The sweeping changes made by Chuck Fletcher and the Philadelphia Flyers during the wild offseason saw many players come and go but there are a few who survived the chaos. One of the last men standing is 32-year-old forward James Van Riemsdyk, who has been a vexing character since his return to Philly.
With the current forward corps fairly top heavy right now and the depth on the wings at a level unseen in recent Flyers’ history, everyone will have to fight and claw all season long for ice time, and James Van Riemsdyk will be no exception, but it won’t be easy for the New Jersey native.
Van Riemsdyk is the poster boy for streaky scoring. In the past, his typical formula is racking up a bunch of points in the span of a few games, then going silent for a couple of weeks. Look no further than the 2019-20 season to prove that theory.
-Opened the season going pointless in seven games.
-Recorded three goals and six points in three games in late October.
-Only recorded one goal and three points in the following 14 games.
-Had a stretch of 8 goals and 14 points from Thanksgiving until Christmas.
-Went on an 11 game goalless drought with only two points from the post-christmas break to January 18.
-He had four goals and eight points in five games from February 8 to February 15, then only recorded two points in the team’s final seven games of the season.
That’s about as consistently inconsistent as it gets. Though he changed up his usual calling card in 2021. He was the Flyers’ most consistent offense producer for the first two months of the season before going absolutely ice cold for the last two-and-a-half months.
He had 13 goals and 29 points in the Flyers’ first 19 games, then racked up only seven goals and 17 points over the last 37 games of the season. That slump included a 17-game goalless drought during which he only managed to produce five assists.
At this point in his career, 32 years old and a veteran of 797 games, he is the player he is. Though the fact JVR survived the many chances brought upon the Flyers’ roster this summer does bode well for him, at least in the short term. He is a well respected player in the room and in the community. His voice is valued and Chuck Fletcher felt that keeping him around bettered the team in one way or another.
But just because he is still on the roster doesn’t mean Alain Vigneault will be afraid to drop him down the depth chart or even bench him, because he’s done it in the past.
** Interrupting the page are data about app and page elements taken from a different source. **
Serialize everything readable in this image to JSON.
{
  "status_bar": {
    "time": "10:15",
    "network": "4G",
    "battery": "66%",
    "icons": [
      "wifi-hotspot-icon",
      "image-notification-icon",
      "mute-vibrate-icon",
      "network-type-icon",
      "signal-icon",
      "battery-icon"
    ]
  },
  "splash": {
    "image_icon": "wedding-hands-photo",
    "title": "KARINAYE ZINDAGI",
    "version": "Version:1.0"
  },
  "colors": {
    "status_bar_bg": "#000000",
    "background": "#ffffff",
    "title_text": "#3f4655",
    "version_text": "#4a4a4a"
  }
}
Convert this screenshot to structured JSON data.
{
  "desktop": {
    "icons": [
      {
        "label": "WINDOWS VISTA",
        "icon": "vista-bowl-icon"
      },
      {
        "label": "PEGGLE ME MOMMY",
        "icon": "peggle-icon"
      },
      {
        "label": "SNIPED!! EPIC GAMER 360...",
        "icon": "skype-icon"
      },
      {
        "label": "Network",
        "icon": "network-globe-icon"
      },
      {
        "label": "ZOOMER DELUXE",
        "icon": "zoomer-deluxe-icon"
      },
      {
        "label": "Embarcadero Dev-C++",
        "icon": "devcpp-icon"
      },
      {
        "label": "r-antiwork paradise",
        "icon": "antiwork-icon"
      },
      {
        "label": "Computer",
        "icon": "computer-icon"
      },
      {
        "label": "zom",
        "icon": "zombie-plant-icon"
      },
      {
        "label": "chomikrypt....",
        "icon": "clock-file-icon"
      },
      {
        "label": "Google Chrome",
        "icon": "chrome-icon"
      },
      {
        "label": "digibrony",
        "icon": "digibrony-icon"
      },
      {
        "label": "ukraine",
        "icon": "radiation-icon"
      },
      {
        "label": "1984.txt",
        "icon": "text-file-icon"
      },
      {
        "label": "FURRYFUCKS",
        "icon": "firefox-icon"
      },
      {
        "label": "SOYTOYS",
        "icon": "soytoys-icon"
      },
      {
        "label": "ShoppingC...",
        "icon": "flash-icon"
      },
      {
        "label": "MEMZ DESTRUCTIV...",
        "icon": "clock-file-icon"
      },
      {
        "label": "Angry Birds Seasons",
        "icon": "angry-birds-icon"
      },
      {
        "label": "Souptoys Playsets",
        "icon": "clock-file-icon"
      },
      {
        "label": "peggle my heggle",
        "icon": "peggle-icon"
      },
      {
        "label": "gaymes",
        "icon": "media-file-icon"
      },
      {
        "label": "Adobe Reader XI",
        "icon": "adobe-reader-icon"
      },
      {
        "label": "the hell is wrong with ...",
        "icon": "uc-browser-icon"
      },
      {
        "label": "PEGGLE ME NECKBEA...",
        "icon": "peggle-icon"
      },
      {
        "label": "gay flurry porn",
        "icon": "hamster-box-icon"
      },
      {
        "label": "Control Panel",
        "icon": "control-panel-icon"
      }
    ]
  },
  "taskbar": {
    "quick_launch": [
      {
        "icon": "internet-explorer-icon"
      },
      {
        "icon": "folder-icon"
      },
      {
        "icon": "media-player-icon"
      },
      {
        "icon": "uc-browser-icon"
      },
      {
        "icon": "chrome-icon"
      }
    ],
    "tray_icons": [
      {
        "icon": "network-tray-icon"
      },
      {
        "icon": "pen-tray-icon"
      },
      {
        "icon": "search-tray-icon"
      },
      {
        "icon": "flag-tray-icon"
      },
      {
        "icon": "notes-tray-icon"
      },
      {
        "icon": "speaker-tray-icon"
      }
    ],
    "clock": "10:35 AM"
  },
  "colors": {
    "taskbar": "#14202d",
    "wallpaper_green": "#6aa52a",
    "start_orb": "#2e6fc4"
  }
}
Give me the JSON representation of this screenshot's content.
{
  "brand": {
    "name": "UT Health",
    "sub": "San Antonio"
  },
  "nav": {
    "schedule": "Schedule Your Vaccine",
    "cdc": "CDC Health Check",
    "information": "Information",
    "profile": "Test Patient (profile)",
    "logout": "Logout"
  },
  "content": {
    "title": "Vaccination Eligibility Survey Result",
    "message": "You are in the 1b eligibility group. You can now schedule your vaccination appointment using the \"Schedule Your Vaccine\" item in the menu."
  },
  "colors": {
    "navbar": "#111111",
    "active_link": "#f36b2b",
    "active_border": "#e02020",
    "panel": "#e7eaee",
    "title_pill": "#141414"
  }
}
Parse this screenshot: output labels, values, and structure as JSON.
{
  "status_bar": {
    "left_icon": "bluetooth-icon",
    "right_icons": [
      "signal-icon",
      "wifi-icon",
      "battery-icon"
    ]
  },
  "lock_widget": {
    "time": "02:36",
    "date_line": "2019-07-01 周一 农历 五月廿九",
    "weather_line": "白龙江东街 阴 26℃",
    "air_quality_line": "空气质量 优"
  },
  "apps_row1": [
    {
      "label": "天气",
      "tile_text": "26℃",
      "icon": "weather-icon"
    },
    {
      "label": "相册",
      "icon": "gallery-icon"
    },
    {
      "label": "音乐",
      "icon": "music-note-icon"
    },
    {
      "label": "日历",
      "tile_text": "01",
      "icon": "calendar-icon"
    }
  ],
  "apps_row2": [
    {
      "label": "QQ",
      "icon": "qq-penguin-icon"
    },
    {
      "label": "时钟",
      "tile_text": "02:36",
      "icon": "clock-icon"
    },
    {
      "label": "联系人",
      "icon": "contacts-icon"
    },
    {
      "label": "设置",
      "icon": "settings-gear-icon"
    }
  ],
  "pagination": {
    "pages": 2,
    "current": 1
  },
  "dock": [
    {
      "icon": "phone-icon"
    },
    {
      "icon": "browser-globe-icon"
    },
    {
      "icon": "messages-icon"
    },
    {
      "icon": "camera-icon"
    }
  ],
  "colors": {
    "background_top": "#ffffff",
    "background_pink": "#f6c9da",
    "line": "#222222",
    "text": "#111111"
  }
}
JVR was in AV’s doghouse for the late stages of the 2019-20 season and much of the 2020 playoffs.
During the early stages of the preseason, has had been deployed on a line with Morgan Frost and Joel Farabee, and the three have at least some chemistry together. He’s being used in a mentor role, both as the veteran player on the line, but the man tasked with keeping the two young guys on the right path. When Frost got demoted to the AHL, he moved to the right wing, a position he is relatively unfamiliar with, to be on a line with Scott Laughton and Oskar Lindblom, a defensively responsible trio with a scoring upside. Van Riemsdyk proving that he is willing to be dynamic in the roles he plays is another positive sign that they may just be able to teach an old dog new tricks.
James Van Riemsdyk will still find a way to produce offense, he always does, but the leadership he brings to the team will be his biggest asset these days. He’s one of the elder statesmen on the team now and seems willing to do anything that’s asked of him, but as far as expectations levels go, it’s best they’re kept low. Maybe he could surprise everyone and string a decent season together, but his streakiness has followed him his whole career and there’s no reason to expect that to change now.
By: Dan Esche (@DanTheFlyeraFan)
photo credit: si.com